During her career, Monroe served as a Visiting Research Scholar with the Islamic Bioethics Project at Georgetown University in Qatar from 2017-2018 and published the findings from this research in a book chapter "Reproductive Technologies in Muslim Contexts" in the "Handbook of Contemporary Islam and Muslim Lives" (Springer, 2019). At UK, she mentors numerous undergraduate students and doctoral scholars, several of whom have received National Science Foundation dissertation fellowships.
In addition, she has served on the board of the American Anthropological Association's Middle East Section and is invited regularly to present at international venues. She holds a doctorate from Stanford University.
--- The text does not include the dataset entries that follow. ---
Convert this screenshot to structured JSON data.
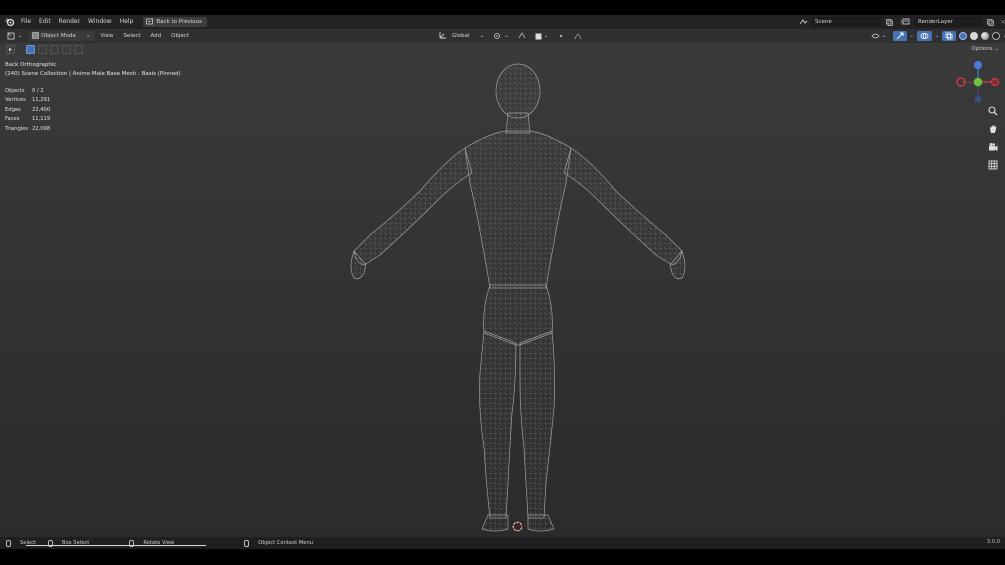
{
  "topbar": {
    "menus": [
      "File",
      "Edit",
      "Render",
      "Window",
      "Help"
    ],
    "back_label": "Back to Previous",
    "scene": "Scene",
    "render_layer": "RenderLayer"
  },
  "viewport_header": {
    "mode": "Object Mode",
    "menus": [
      "View",
      "Select",
      "Add",
      "Object"
    ],
    "transform_orientation": "Global",
    "options_label": "Options"
  },
  "viewport": {
    "view_name": "Back Orthographic",
    "collection_info": "(240) Scene Collection | Anime Male Base Mesh : Basis (Pinned)",
    "stats": [
      {
        "label": "Objects",
        "value": "0 / 2"
      },
      {
        "label": "Vertices",
        "value": "11,291"
      },
      {
        "label": "Edges",
        "value": "22,400"
      },
      {
        "label": "Faces",
        "value": "11,119"
      },
      {
        "label": "Triangles",
        "value": "22,098"
      }
    ],
    "gizmo_colors": {
      "x": "#e53b4d",
      "y": "#6ac33c",
      "z": "#4b7cdd"
    }
  },
  "statusbar": {
    "select": "Select",
    "box_select": "Box Select",
    "rotate_view": "Rotate View",
    "context_menu": "Object Context Menu",
    "version": "3.0.0"
  },
  "icons": [
    "blender-logo-icon",
    "back-icon",
    "scene-icon",
    "render-layer-icon",
    "mode-icon",
    "orientation-icon",
    "snap-icon",
    "magnet-icon",
    "proportional-icon",
    "overlay-icon",
    "xray-icon",
    "shading-wire-icon",
    "shading-solid-icon",
    "shading-material-icon",
    "shading-render-icon",
    "zoom-icon",
    "pan-hand-icon",
    "camera-icon",
    "grid-icon",
    "3d-cursor-icon"
  ]
}
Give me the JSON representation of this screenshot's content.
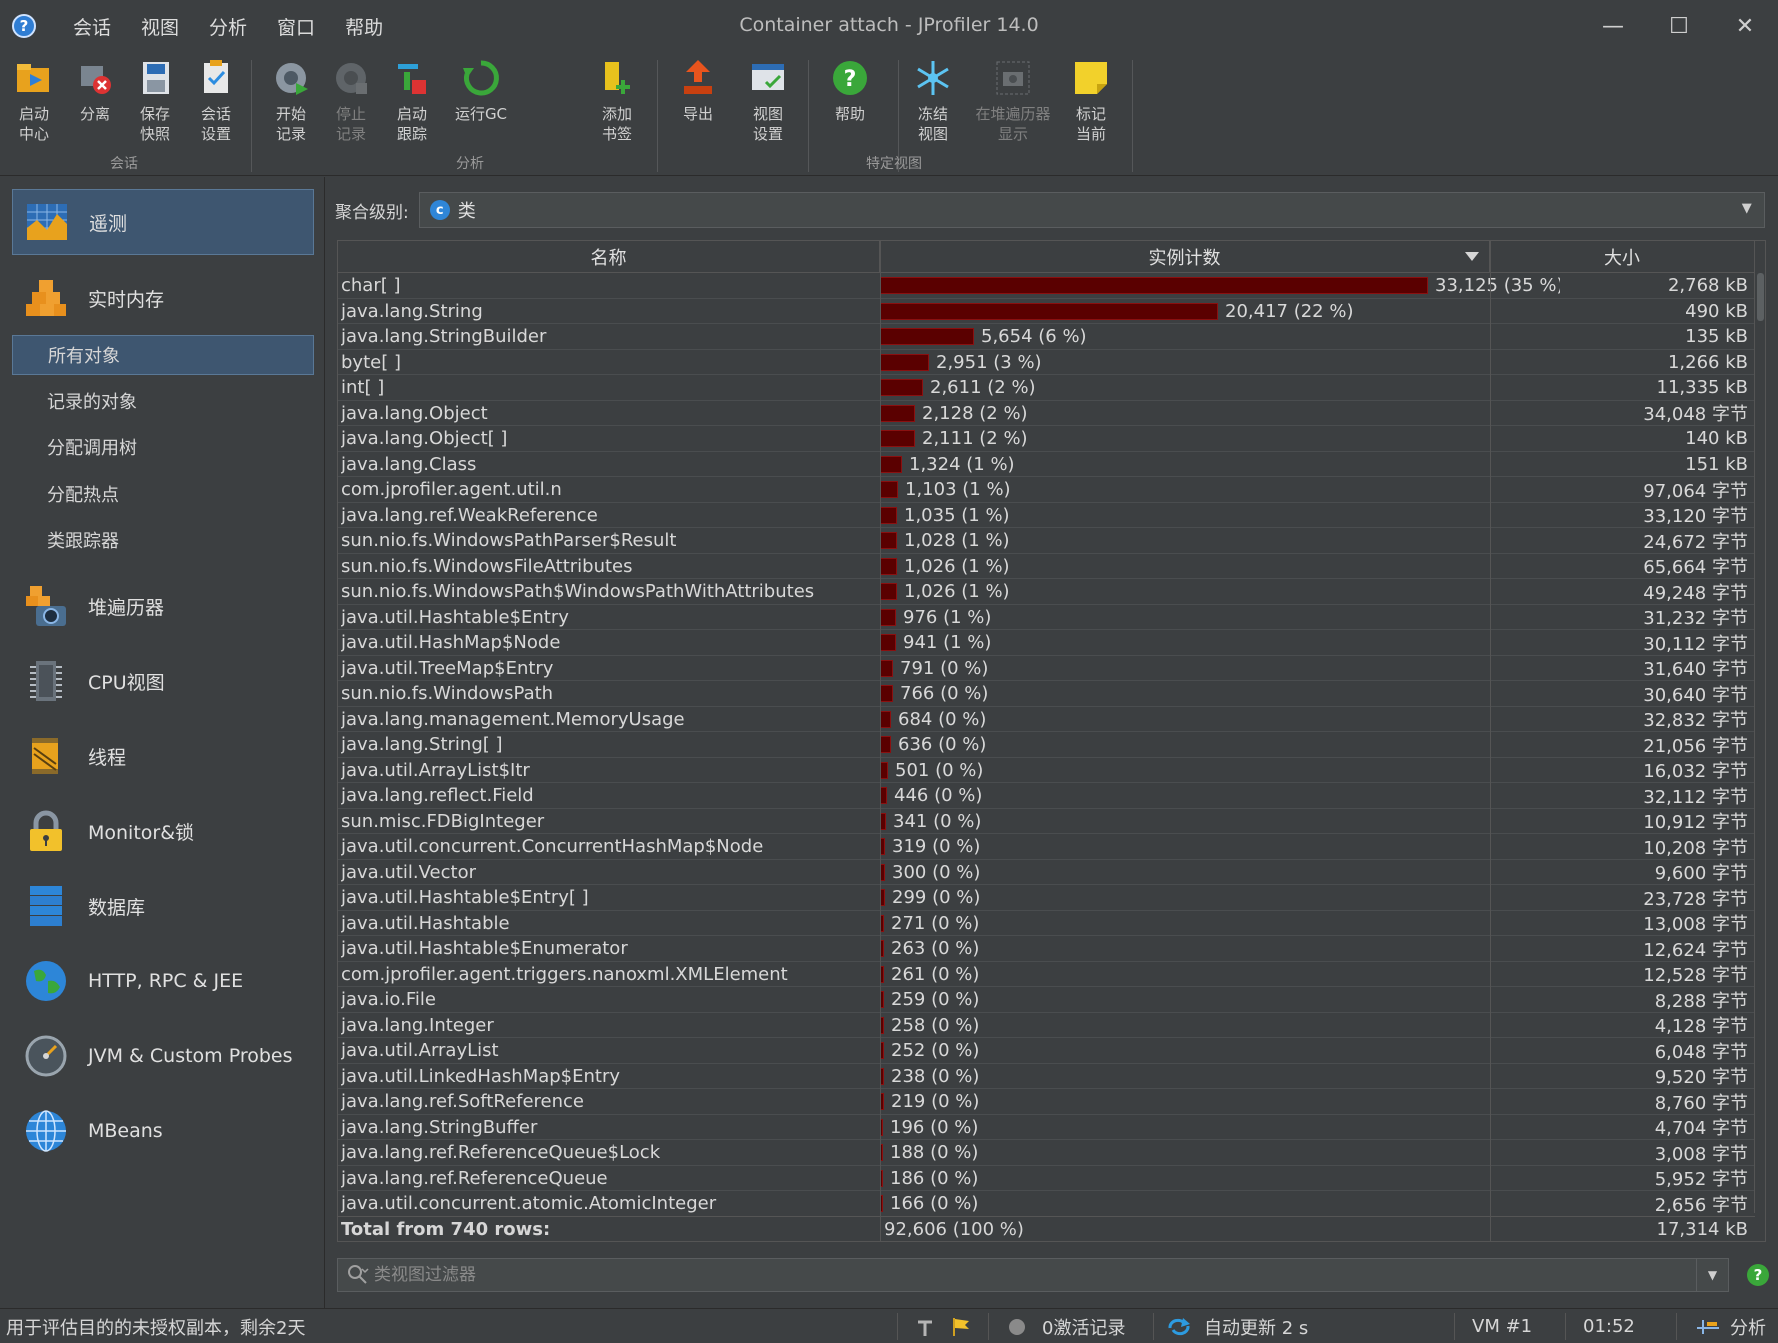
{
  "app": {
    "title": "Container attach - JProfiler 14.0",
    "menu": [
      "会话",
      "视图",
      "分析",
      "窗口",
      "帮助"
    ],
    "window_controls": {
      "minimize": "—",
      "maximize": "☐",
      "close": "✕"
    }
  },
  "toolbar": {
    "buttons": [
      {
        "label": "启动\n中心",
        "icon": "start-center-icon",
        "enabled": true
      },
      {
        "label": "分离",
        "icon": "detach-icon",
        "enabled": true
      },
      {
        "label": "保存\n快照",
        "icon": "save-snapshot-icon",
        "enabled": true
      },
      {
        "label": "会话\n设置",
        "icon": "session-settings-icon",
        "enabled": true
      },
      {
        "label": "开始\n记录",
        "icon": "start-recording-icon",
        "enabled": true
      },
      {
        "label": "停止\n记录",
        "icon": "stop-recording-icon",
        "enabled": false
      },
      {
        "label": "启动\n跟踪",
        "icon": "start-tracking-icon",
        "enabled": true
      },
      {
        "label": "运行GC",
        "icon": "run-gc-icon",
        "enabled": true
      },
      {
        "label": "添加\n书签",
        "icon": "add-bookmark-icon",
        "enabled": true
      },
      {
        "label": "导出",
        "icon": "export-icon",
        "enabled": true
      },
      {
        "label": "视图\n设置",
        "icon": "view-settings-icon",
        "enabled": true
      },
      {
        "label": "帮助",
        "icon": "help-icon",
        "enabled": true
      },
      {
        "label": "冻结\n视图",
        "icon": "freeze-view-icon",
        "enabled": true
      },
      {
        "label": "在堆遍历器\n显示",
        "icon": "show-in-heap-walker-icon",
        "enabled": false
      },
      {
        "label": "标记\n当前",
        "icon": "mark-current-icon",
        "enabled": true
      }
    ],
    "groups": [
      "会话",
      "分析",
      "特定视图"
    ]
  },
  "sidebar": {
    "sections": [
      {
        "label": "遥测",
        "icon": "telemetry-icon",
        "selected": true
      },
      {
        "label": "实时内存",
        "icon": "live-memory-icon",
        "selected": false
      },
      {
        "label": "堆遍历器",
        "icon": "heap-walker-icon",
        "selected": false
      },
      {
        "label": "CPU视图",
        "icon": "cpu-views-icon",
        "selected": false
      },
      {
        "label": "线程",
        "icon": "threads-icon",
        "selected": false
      },
      {
        "label": "Monitor&锁",
        "icon": "monitors-locks-icon",
        "selected": false
      },
      {
        "label": "数据库",
        "icon": "databases-icon",
        "selected": false
      },
      {
        "label": "HTTP, RPC & JEE",
        "icon": "http-rpc-jee-icon",
        "selected": false
      },
      {
        "label": "JVM & Custom Probes",
        "icon": "jvm-probes-icon",
        "selected": false
      },
      {
        "label": "MBeans",
        "icon": "mbeans-icon",
        "selected": false
      }
    ],
    "live_memory_items": [
      {
        "label": "所有对象",
        "selected": true
      },
      {
        "label": "记录的对象",
        "selected": false
      },
      {
        "label": "分配调用树",
        "selected": false
      },
      {
        "label": "分配热点",
        "selected": false
      },
      {
        "label": "类跟踪器",
        "selected": false
      }
    ]
  },
  "aggregation": {
    "label": "聚合级别:",
    "value": "类",
    "icon": "class-icon",
    "icon_letter": "c"
  },
  "table": {
    "columns": [
      "名称",
      "实例计数",
      "大小"
    ],
    "max_count": 33125,
    "rows": [
      {
        "name": "char[ ]",
        "count": 33125,
        "count_text": "33,125 (35 %)",
        "size": "2,768 kB"
      },
      {
        "name": "java.lang.String",
        "count": 20417,
        "count_text": "20,417 (22 %)",
        "size": "490 kB"
      },
      {
        "name": "java.lang.StringBuilder",
        "count": 5654,
        "count_text": "5,654 (6 %)",
        "size": "135 kB"
      },
      {
        "name": "byte[ ]",
        "count": 2951,
        "count_text": "2,951 (3 %)",
        "size": "1,266 kB"
      },
      {
        "name": "int[ ]",
        "count": 2611,
        "count_text": "2,611 (2 %)",
        "size": "11,335 kB"
      },
      {
        "name": "java.lang.Object",
        "count": 2128,
        "count_text": "2,128 (2 %)",
        "size": "34,048 字节"
      },
      {
        "name": "java.lang.Object[ ]",
        "count": 2111,
        "count_text": "2,111 (2 %)",
        "size": "140 kB"
      },
      {
        "name": "java.lang.Class",
        "count": 1324,
        "count_text": "1,324 (1 %)",
        "size": "151 kB"
      },
      {
        "name": "com.jprofiler.agent.util.n",
        "count": 1103,
        "count_text": "1,103 (1 %)",
        "size": "97,064 字节"
      },
      {
        "name": "java.lang.ref.WeakReference",
        "count": 1035,
        "count_text": "1,035 (1 %)",
        "size": "33,120 字节"
      },
      {
        "name": "sun.nio.fs.WindowsPathParser$Result",
        "count": 1028,
        "count_text": "1,028 (1 %)",
        "size": "24,672 字节"
      },
      {
        "name": "sun.nio.fs.WindowsFileAttributes",
        "count": 1026,
        "count_text": "1,026 (1 %)",
        "size": "65,664 字节"
      },
      {
        "name": "sun.nio.fs.WindowsPath$WindowsPathWithAttributes",
        "count": 1026,
        "count_text": "1,026 (1 %)",
        "size": "49,248 字节"
      },
      {
        "name": "java.util.Hashtable$Entry",
        "count": 976,
        "count_text": "976 (1 %)",
        "size": "31,232 字节"
      },
      {
        "name": "java.util.HashMap$Node",
        "count": 941,
        "count_text": "941 (1 %)",
        "size": "30,112 字节"
      },
      {
        "name": "java.util.TreeMap$Entry",
        "count": 791,
        "count_text": "791 (0 %)",
        "size": "31,640 字节"
      },
      {
        "name": "sun.nio.fs.WindowsPath",
        "count": 766,
        "count_text": "766 (0 %)",
        "size": "30,640 字节"
      },
      {
        "name": "java.lang.management.MemoryUsage",
        "count": 684,
        "count_text": "684 (0 %)",
        "size": "32,832 字节"
      },
      {
        "name": "java.lang.String[ ]",
        "count": 636,
        "count_text": "636 (0 %)",
        "size": "21,056 字节"
      },
      {
        "name": "java.util.ArrayList$Itr",
        "count": 501,
        "count_text": "501 (0 %)",
        "size": "16,032 字节"
      },
      {
        "name": "java.lang.reflect.Field",
        "count": 446,
        "count_text": "446 (0 %)",
        "size": "32,112 字节"
      },
      {
        "name": "sun.misc.FDBigInteger",
        "count": 341,
        "count_text": "341 (0 %)",
        "size": "10,912 字节"
      },
      {
        "name": "java.util.concurrent.ConcurrentHashMap$Node",
        "count": 319,
        "count_text": "319 (0 %)",
        "size": "10,208 字节"
      },
      {
        "name": "java.util.Vector",
        "count": 300,
        "count_text": "300 (0 %)",
        "size": "9,600 字节"
      },
      {
        "name": "java.util.Hashtable$Entry[ ]",
        "count": 299,
        "count_text": "299 (0 %)",
        "size": "23,728 字节"
      },
      {
        "name": "java.util.Hashtable",
        "count": 271,
        "count_text": "271 (0 %)",
        "size": "13,008 字节"
      },
      {
        "name": "java.util.Hashtable$Enumerator",
        "count": 263,
        "count_text": "263 (0 %)",
        "size": "12,624 字节"
      },
      {
        "name": "com.jprofiler.agent.triggers.nanoxml.XMLElement",
        "count": 261,
        "count_text": "261 (0 %)",
        "size": "12,528 字节"
      },
      {
        "name": "java.io.File",
        "count": 259,
        "count_text": "259 (0 %)",
        "size": "8,288 字节"
      },
      {
        "name": "java.lang.Integer",
        "count": 258,
        "count_text": "258 (0 %)",
        "size": "4,128 字节"
      },
      {
        "name": "java.util.ArrayList",
        "count": 252,
        "count_text": "252 (0 %)",
        "size": "6,048 字节"
      },
      {
        "name": "java.util.LinkedHashMap$Entry",
        "count": 238,
        "count_text": "238 (0 %)",
        "size": "9,520 字节"
      },
      {
        "name": "java.lang.ref.SoftReference",
        "count": 219,
        "count_text": "219 (0 %)",
        "size": "8,760 字节"
      },
      {
        "name": "java.lang.StringBuffer",
        "count": 196,
        "count_text": "196 (0 %)",
        "size": "4,704 字节"
      },
      {
        "name": "java.lang.ref.ReferenceQueue$Lock",
        "count": 188,
        "count_text": "188 (0 %)",
        "size": "3,008 字节"
      },
      {
        "name": "java.lang.ref.ReferenceQueue",
        "count": 186,
        "count_text": "186 (0 %)",
        "size": "5,952 字节"
      },
      {
        "name": "java.util.concurrent.atomic.AtomicInteger",
        "count": 166,
        "count_text": "166 (0 %)",
        "size": "2,656 字节"
      }
    ],
    "total": {
      "name": "Total from 740 rows:",
      "count_text": "92,606 (100 %)",
      "size": "17,314 kB"
    }
  },
  "filter": {
    "placeholder": "类视图过滤器",
    "icon": "search-icon"
  },
  "status": {
    "license": "用于评估目的的未授权副本，剩余2天",
    "recordings": "0激活记录",
    "auto_update": "自动更新 2 s",
    "vm": "VM #1",
    "time": "01:52",
    "mode": "分析"
  },
  "colors": {
    "bar_fill": "#5a0000",
    "bar_border": "#8a1010",
    "selection": "#3e5670",
    "background": "#3c3f41"
  }
}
Hajja Razia Sheikh (1920-89), a mother of eight with a passion for helping the less fortunate. Her family has established endowments and trusts so that her legacy will live on through helping others and educating university students about Islam. Born in Lahore, she had no formal schooling and learned the Quran and Islam at home. A firm believer in education, she made sure that all of her children were highly educated. Three became physicians. A brave woman, she did not let her disabling stroke deter her from performing Hajj.